So: is Denninger right? I think he is; but I'm not sure it's the whole story, either. What I do know is that the government has gamed the statistics so they can claim there's no inflation, when there for damn sure is...and it's further gamed the statistics such that inflation looks like economic growth, when it is in fact economic contraction.
* * *
The life expectancy of manufactured goods is in decline. How much is intentional, and how much is just due to people being idiots?
I do know that the MTBF of a machine declines as a function of the number of its parts. If you have five parts in a machine and each one has a reliability of 90%, then the overall reliability of the machine is going to be 59%. If each part will work 99% of the time, the entire machine will work 95% of the time.
Most parts are engineered so that they're more reliable than 99%--much more--but no part can be made 100% reliable and the more parts you put in a machine, the greater the chance that something is going to break, eventually.
(I just want to pause to reflect on how close to 100% the reliability must be for every single transistor in a modern computer's CPU. LIM 1, no doubt.)
Stuff that is made in America--if it requires a lot of human labor to manufacture--must compete with stuff made elsewhere that is manufactured with much lower labor and environmental costs. At this point, the only possible place that gives manufacturers some wiggle room is--you guessed it--R&D and engineering.
In order to make a profit on, say, a refrigerator over the expected market lifespan of the design, you must expect to sell X many at price Y before you come close to making a profit. Most of the time you cannot set your price at Y; you must look at what the market offers and decide, "We'll build a new model for the Y price point."

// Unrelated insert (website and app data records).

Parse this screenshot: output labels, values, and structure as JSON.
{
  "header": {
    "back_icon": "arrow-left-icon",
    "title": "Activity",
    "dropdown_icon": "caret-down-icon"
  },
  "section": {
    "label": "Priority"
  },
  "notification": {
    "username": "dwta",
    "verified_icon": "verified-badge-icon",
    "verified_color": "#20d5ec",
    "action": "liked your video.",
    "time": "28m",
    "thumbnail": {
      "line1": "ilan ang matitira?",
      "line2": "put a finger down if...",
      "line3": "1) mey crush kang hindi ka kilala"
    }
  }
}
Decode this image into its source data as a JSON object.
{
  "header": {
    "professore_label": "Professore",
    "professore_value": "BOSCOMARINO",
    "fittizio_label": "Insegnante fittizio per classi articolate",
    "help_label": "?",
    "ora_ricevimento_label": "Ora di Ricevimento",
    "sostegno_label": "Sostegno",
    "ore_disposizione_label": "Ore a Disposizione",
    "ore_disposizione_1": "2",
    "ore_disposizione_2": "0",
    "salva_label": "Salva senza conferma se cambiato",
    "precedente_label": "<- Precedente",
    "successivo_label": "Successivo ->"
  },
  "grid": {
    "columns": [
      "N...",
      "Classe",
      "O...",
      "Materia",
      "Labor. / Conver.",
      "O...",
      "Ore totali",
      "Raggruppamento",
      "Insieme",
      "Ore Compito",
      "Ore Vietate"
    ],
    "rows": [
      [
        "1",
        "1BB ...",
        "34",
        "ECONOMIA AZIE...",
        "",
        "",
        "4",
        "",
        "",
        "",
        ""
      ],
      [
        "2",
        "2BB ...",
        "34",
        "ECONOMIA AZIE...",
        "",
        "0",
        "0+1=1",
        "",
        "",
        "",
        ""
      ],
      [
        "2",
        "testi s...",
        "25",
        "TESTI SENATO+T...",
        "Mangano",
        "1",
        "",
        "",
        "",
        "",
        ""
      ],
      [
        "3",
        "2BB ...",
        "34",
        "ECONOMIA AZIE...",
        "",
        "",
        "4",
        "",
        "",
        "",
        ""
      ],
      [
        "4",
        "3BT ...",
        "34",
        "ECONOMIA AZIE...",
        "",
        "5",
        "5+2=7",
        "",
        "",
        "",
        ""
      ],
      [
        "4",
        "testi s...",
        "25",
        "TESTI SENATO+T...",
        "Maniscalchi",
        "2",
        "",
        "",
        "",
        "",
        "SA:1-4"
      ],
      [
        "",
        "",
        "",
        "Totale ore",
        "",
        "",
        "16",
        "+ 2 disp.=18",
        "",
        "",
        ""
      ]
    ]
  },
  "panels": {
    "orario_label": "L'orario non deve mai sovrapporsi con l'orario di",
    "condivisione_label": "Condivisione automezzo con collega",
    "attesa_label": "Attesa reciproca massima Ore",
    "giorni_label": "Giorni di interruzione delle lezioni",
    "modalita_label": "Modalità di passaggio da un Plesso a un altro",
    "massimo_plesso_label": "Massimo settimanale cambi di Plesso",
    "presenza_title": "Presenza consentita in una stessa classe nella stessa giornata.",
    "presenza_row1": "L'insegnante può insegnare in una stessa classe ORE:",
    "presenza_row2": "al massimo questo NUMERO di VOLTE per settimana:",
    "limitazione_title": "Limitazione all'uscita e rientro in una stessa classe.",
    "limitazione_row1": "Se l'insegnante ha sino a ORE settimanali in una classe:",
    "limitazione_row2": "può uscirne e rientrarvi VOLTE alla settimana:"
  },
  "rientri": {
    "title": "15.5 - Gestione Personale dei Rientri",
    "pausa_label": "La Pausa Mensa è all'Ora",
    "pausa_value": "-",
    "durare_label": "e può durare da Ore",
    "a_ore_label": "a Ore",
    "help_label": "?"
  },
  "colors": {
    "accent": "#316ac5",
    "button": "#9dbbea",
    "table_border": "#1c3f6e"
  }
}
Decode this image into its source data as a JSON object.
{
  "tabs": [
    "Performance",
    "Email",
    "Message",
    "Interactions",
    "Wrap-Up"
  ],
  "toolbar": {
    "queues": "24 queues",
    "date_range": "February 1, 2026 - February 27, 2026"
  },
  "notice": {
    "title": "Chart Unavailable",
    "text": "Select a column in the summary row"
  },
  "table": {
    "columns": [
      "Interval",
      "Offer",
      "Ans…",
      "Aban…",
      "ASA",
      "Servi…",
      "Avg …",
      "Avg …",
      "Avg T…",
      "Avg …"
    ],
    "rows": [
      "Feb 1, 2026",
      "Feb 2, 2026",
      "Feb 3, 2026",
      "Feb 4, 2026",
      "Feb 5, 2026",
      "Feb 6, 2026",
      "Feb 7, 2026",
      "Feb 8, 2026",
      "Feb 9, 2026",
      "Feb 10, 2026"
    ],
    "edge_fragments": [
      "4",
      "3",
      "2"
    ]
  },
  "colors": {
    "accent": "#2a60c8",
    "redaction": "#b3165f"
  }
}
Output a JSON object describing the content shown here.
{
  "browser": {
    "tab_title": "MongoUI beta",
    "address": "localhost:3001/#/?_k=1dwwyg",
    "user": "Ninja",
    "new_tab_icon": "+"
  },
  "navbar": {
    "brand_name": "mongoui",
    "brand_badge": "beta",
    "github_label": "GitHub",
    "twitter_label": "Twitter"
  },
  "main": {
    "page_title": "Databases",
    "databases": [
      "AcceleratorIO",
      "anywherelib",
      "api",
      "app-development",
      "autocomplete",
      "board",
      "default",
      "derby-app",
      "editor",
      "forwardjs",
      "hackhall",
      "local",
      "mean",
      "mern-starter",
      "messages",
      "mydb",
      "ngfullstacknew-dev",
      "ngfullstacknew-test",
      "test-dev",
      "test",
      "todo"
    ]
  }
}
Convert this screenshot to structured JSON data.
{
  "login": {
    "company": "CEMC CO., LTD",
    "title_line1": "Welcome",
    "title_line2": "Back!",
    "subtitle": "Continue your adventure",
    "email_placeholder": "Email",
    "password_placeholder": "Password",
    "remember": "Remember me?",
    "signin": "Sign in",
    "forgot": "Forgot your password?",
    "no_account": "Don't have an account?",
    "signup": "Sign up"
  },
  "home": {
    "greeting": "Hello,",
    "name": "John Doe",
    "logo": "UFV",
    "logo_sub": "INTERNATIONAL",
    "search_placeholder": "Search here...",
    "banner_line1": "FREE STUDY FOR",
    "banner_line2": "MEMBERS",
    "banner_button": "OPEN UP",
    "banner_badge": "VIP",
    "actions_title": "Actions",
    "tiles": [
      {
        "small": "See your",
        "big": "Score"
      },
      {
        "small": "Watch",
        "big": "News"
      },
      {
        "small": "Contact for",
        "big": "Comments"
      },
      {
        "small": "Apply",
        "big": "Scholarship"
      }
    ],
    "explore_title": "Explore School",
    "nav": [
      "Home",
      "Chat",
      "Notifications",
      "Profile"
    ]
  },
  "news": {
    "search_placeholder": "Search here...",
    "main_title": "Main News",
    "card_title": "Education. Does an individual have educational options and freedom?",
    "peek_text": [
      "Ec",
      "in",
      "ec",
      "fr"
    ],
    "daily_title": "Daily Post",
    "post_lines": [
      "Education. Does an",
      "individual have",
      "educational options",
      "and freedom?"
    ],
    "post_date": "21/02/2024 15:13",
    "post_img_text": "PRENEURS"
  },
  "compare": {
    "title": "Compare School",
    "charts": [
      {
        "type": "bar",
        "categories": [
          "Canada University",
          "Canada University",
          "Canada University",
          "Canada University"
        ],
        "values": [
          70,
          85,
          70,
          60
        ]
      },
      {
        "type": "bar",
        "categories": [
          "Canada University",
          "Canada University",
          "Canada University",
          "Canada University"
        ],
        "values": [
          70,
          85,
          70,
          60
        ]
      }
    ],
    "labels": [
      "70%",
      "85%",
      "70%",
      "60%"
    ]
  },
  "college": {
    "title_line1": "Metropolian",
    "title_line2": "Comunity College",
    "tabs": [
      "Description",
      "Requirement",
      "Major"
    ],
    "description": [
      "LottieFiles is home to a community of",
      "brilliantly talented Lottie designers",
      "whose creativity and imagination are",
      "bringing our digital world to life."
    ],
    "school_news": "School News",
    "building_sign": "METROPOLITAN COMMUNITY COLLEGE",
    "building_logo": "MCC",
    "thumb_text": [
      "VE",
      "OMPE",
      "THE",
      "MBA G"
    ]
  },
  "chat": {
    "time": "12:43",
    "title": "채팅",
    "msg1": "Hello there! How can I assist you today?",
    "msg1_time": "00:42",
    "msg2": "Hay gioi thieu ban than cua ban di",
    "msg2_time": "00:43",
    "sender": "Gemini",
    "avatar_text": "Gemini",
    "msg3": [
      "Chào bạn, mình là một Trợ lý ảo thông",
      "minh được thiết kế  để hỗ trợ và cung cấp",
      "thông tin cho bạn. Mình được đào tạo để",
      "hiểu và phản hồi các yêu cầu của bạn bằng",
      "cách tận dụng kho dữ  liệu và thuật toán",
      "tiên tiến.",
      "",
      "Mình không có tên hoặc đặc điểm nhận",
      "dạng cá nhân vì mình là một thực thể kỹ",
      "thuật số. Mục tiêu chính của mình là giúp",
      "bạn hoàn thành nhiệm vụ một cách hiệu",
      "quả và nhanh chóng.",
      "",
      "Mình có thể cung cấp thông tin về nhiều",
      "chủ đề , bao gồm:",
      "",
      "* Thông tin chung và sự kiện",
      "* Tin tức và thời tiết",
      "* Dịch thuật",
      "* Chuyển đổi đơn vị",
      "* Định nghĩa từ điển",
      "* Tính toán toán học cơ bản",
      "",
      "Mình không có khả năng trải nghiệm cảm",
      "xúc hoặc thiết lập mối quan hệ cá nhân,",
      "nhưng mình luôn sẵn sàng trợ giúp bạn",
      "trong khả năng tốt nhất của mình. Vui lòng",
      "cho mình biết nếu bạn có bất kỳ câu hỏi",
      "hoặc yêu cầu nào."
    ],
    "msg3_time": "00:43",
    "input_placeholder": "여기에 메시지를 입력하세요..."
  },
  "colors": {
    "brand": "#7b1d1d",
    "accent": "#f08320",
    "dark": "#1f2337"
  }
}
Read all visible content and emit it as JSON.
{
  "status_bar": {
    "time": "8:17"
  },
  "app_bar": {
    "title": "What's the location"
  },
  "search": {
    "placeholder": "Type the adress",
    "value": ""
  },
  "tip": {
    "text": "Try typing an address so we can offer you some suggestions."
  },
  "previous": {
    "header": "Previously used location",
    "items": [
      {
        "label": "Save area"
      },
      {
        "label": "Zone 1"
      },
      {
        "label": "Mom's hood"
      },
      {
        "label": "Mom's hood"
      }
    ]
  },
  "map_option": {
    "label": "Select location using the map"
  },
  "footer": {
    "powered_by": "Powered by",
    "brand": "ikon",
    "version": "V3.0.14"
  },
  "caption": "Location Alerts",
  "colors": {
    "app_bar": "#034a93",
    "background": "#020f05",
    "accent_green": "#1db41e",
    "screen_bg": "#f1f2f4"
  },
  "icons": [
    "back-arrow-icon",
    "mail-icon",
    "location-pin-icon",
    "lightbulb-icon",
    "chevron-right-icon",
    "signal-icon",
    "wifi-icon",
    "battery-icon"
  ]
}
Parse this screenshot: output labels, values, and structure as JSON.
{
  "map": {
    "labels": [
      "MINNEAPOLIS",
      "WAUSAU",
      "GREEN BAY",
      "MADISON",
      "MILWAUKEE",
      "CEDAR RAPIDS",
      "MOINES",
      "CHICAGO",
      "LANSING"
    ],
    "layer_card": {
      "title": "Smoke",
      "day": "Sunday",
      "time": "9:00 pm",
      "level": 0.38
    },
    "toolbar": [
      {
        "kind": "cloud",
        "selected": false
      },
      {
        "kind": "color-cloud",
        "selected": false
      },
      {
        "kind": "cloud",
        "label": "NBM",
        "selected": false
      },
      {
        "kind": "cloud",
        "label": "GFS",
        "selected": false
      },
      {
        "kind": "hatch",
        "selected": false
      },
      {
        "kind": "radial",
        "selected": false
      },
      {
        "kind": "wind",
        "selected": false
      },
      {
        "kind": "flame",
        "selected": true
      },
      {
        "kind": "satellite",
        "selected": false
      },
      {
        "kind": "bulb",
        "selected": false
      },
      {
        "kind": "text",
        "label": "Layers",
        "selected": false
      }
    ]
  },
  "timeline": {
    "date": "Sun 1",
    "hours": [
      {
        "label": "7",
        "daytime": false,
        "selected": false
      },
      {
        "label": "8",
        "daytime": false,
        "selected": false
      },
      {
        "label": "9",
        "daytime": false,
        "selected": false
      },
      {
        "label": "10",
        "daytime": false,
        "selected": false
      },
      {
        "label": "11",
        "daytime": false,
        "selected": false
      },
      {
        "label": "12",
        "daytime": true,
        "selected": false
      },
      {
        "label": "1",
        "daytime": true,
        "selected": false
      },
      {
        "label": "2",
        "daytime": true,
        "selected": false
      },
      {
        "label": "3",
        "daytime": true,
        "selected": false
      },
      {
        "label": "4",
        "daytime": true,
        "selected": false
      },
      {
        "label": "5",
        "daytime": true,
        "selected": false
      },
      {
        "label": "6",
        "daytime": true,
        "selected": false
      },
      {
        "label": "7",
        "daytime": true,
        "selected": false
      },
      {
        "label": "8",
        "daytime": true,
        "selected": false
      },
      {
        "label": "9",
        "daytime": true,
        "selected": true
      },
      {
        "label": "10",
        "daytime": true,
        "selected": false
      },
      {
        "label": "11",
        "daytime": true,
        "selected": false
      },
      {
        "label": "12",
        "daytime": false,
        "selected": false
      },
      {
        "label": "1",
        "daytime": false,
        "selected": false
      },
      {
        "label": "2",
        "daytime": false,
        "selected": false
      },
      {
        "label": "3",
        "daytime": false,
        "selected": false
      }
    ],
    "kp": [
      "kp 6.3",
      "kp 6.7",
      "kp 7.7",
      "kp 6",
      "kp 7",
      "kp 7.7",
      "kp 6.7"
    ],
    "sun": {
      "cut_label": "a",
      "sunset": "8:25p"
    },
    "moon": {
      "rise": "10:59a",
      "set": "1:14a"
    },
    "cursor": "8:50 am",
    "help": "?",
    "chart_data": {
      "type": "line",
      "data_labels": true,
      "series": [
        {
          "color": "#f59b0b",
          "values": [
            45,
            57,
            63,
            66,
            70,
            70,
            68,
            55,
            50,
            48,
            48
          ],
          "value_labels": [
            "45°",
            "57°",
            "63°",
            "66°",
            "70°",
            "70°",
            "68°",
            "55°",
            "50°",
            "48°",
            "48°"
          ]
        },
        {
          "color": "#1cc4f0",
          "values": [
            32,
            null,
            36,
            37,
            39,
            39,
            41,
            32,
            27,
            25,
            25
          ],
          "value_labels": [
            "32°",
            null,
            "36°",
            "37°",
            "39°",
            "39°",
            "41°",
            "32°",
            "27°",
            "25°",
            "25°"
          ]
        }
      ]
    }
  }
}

And then you tell your engineers to make it happen. They do their best. Out comes your new model, priced right at the limit of the Y price point, and it's got all the bells and whistles of a refrigerator that costs $Y.
...and it falls apart in five years, because you must pay your union employees $Z per hour and you must jump through all these hoops that the EPA and OSHA and-and-and have set for your business--which also costs you a lot of money--and you have to use this extra-expensive refrigerant because Freon is illegal, and....
Although penny-pinching bean counters are part of the problem they are not the only part.
* * *
Vox Day says that McCain would have been worse than Obama. On the other hand, if McCain were in the White House he couldn't have co-sponsored this unConstitutional end run around Posse Comitatus.
* * *
Francis Porretto says men are the superior sex. Wow, he's going to get a burning Venus symbol on his lawn for that one.
He's not wrong, which is why.
* * *
Put another quarter in
in the quarterodeon
...but there's no inflation.